When Should Software be Sold Pay Per Use?
Part of defining your SaaS business is determining a pricing strategy. Two primary categories of pricing taxonomy in the SaaS space are pay per use (each time a user uses your software, you charge a well known amount. Much like buying beer at the bar) vs. fixed recurring pricing (much like paying for cable television, where you pay some periodic fee for generally unlimited access). As a SaaS ISV, when should you choose one vs the other?
The decision really boils down to understanding value acquisition from the customers perspective. In order to charge on a recurring basis, you need to be able to justify your pricing with a measure of the magnitude of value acquired by your customer along with value acquisition frequency. For example, if you’ve designed a very valuable piece of software that might be used once or twice a month by your customer in their business processes, odds are they would prefer to “pay per drink” rather than a recurring fee since theoretically you should be able to charge less in an absolute sense for that one time used instead of unlimited for a given month (they would generally be willing to pay a premium as long as total cost is lower than recurring fee models). However, if your offering has frequently recurring value acquisition from your customer’s perspective, odds are they’d prefer to pay a fixed fee at some frequency knowing that the firepower is available to them when needed and that cost is fixed but value acquisition has no ceiling.

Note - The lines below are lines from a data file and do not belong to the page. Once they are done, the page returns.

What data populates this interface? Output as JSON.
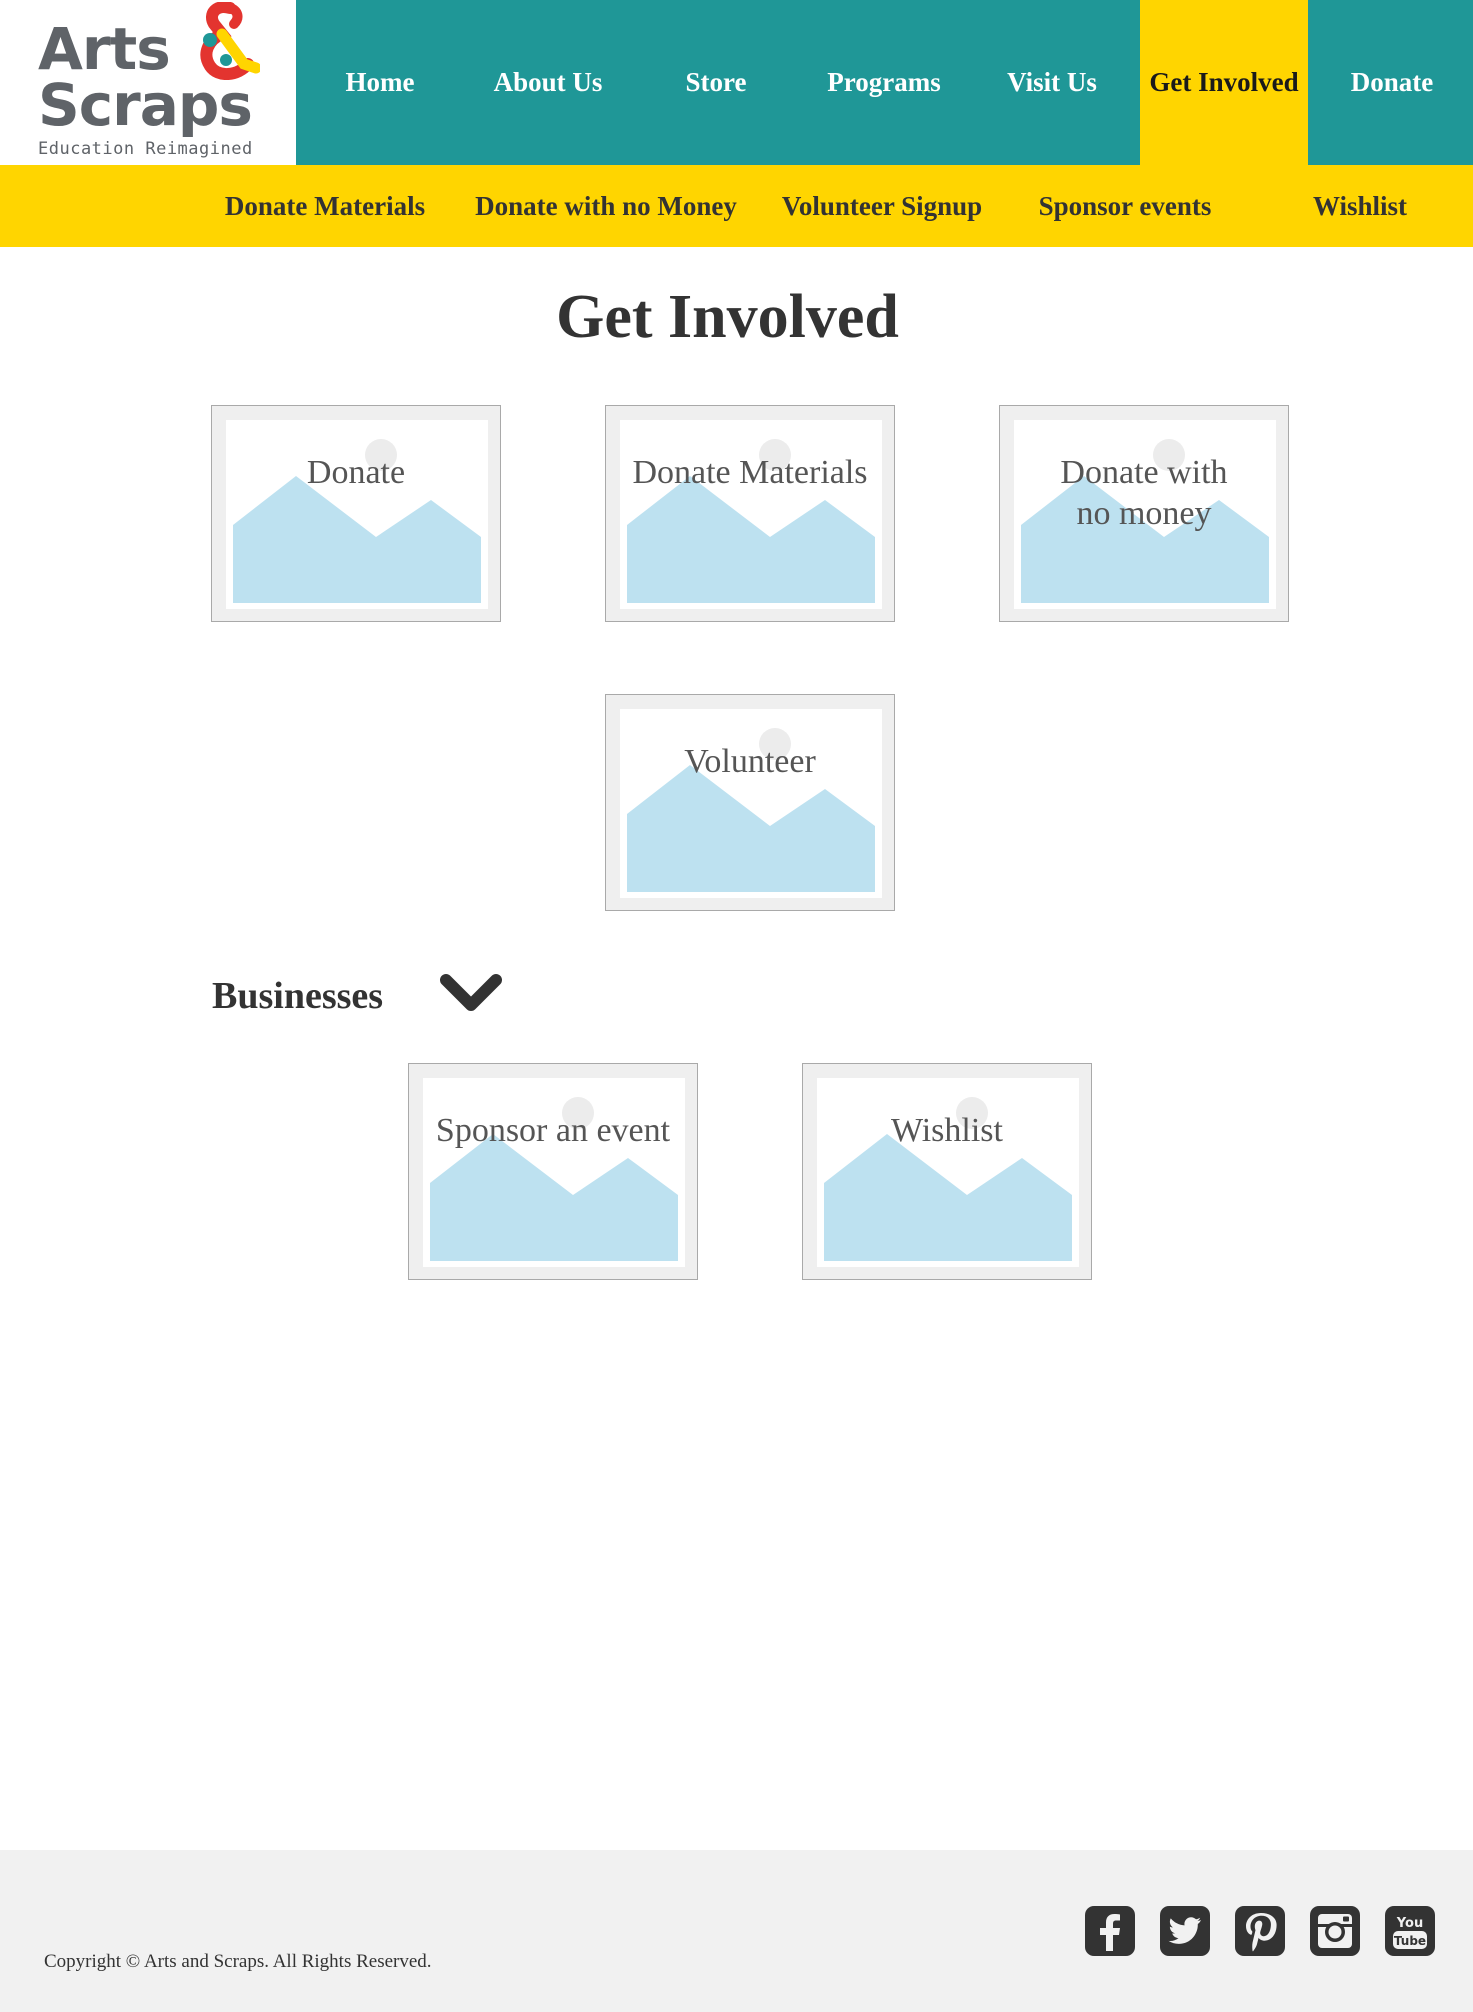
{
  "logo": {
    "line1": "Arts",
    "line2": "Scraps",
    "tagline": "Education Reimagined",
    "amp_colors": [
      "#e3342f",
      "#ffd500",
      "#1f9797"
    ]
  },
  "main_nav": [
    {
      "label": "Home"
    },
    {
      "label": "About Us"
    },
    {
      "label": "Store"
    },
    {
      "label": "Programs"
    },
    {
      "label": "Visit Us"
    },
    {
      "label": "Get Involved",
      "active": true
    },
    {
      "label": "Donate"
    }
  ],
  "sub_nav": [
    {
      "label": "Donate Materials"
    },
    {
      "label": "Donate with no Money"
    },
    {
      "label": "Volunteer Signup"
    },
    {
      "label": "Sponsor events"
    },
    {
      "label": "Wishlist"
    }
  ],
  "page_title": "Get Involved",
  "cards": [
    {
      "label": "Donate"
    },
    {
      "label": "Donate Materials"
    },
    {
      "label": "Donate with no money"
    },
    {
      "label": "Volunteer"
    }
  ],
  "businesses": {
    "title": "Businesses",
    "cards": [
      {
        "label": "Sponsor an event"
      },
      {
        "label": "Wishlist"
      }
    ]
  },
  "footer": {
    "copyright": "Copyright © Arts and Scraps. All Rights Reserved.",
    "social_icons": [
      "facebook-icon",
      "twitter-icon",
      "pinterest-icon",
      "instagram-icon",
      "youtube-icon"
    ]
  },
  "colors": {
    "teal": "#1f9797",
    "yellow": "#ffd500",
    "placeholder_blue": "#bde1f0"
  }
}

Clearly, what I’ve described is a trivial rule of thumb. If you’ve ever encountered this decision or have thought about the differences in these models, what other components should be considered? Have you ever offered a SaaS service in one model and then switched, or ended up offering both?